- Try it
Set every record down again, exactly and completely.

*** Provided material Section Begins ***

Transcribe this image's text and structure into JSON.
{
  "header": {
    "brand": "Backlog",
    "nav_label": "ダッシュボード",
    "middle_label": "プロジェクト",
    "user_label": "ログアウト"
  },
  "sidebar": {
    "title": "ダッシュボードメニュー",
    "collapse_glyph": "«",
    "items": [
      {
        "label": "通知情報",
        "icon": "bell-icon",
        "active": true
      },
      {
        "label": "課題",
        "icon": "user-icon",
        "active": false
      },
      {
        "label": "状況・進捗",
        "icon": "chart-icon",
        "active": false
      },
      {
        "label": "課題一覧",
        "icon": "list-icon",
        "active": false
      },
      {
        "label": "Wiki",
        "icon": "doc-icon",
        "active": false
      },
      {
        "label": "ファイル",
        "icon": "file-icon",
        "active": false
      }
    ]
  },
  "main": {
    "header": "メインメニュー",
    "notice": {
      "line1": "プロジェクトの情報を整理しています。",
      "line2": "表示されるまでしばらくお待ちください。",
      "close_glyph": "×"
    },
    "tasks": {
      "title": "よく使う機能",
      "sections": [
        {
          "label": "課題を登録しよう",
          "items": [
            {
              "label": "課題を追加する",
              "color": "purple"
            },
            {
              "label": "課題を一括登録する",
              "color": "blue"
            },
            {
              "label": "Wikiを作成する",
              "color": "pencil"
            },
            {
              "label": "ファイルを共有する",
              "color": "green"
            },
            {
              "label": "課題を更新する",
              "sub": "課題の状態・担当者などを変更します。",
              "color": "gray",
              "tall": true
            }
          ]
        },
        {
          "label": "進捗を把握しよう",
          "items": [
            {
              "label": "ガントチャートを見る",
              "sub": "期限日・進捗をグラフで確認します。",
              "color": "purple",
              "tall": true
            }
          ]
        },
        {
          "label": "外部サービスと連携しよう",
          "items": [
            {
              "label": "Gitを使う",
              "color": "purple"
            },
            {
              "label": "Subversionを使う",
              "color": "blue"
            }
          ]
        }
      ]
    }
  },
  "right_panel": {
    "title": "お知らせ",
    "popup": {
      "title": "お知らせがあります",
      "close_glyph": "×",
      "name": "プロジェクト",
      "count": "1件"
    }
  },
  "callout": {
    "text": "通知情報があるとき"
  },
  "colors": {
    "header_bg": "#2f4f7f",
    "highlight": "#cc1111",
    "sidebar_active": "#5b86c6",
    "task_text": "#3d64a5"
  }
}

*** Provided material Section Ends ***

- Task result
Transcribe this image's text and structure into JSON.
{
  "header": {
    "brand": "Backlog",
    "nav_label": "ダッシュボード",
    "middle_label": "プロジェクト",
    "user_label": "ログアウト"
  },
  "sidebar": {
    "title": "ダッシュボードメニュー",
    "collapse_glyph": "«",
    "items": [
      {
        "label": "通知情報",
        "icon": "bell-icon",
        "active": true
      },
      {
        "label": "課題",
        "icon": "user-icon",
        "active": false
      },
      {
        "label": "状況・進捗",
        "icon": "chart-icon",
        "active": false
      },
      {
        "label": "課題一覧",
        "icon": "list-icon",
        "active": false
      },
      {
        "label": "Wiki",
        "icon": "doc-icon",
        "active": false
      },
      {
        "label": "ファイル",
        "icon": "file-icon",
        "active": false
      }
    ]
  },
  "main": {
    "header": "メインメニュー",
    "notice": {
      "line1": "プロジェクトの情報を整理しています。",
      "line2": "表示されるまでしばらくお待ちください。",
      "close_glyph": "×"
    },
    "tasks": {
      "title": "よく使う機能",
      "sections": [
        {
          "label": "課題を登録しよう",
          "items": [
            {
              "label": "課題を追加する",
              "color": "purple"
            },
            {
              "label": "課題を一括登録する",
              "color": "blue"
            },
            {
              "label": "Wikiを作成する",
              "color": "pencil"
            },
            {
              "label": "ファイルを共有する",
              "color": "green"
            },
            {
              "label": "課題を更新する",
              "sub": "課題の状態・担当者などを変更します。",
              "color": "gray",
              "tall": true
            }
          ]
        },
        {
          "label": "進捗を把握しよう",
          "items": [
            {
              "label": "ガントチャートを見る",
              "sub": "期限日・進捗をグラフで確認します。",
              "color": "purple",
              "tall": true
            }
          ]
        },
        {
          "label": "外部サービスと連携しよう",
          "items": [
            {
              "label": "Gitを使う",
              "color": "purple"
            },
            {
              "label": "Subversionを使う",
              "color": "blue"
            }
          ]
        }
      ]
    }
  },
  "right_panel": {
    "title": "お知らせ",
    "popup": {
      "title": "お知らせがあります",
      "close_glyph": "×",
      "name": "プロジェクト",
      "count": "1件"
    }
  },
  "callout": {
    "text": "通知情報があるとき"
  },
  "colors": {
    "header_bg": "#2f4f7f",
    "highlight": "#cc1111",
    "sidebar_active": "#5b86c6",
    "task_text": "#3d64a5"
  }
}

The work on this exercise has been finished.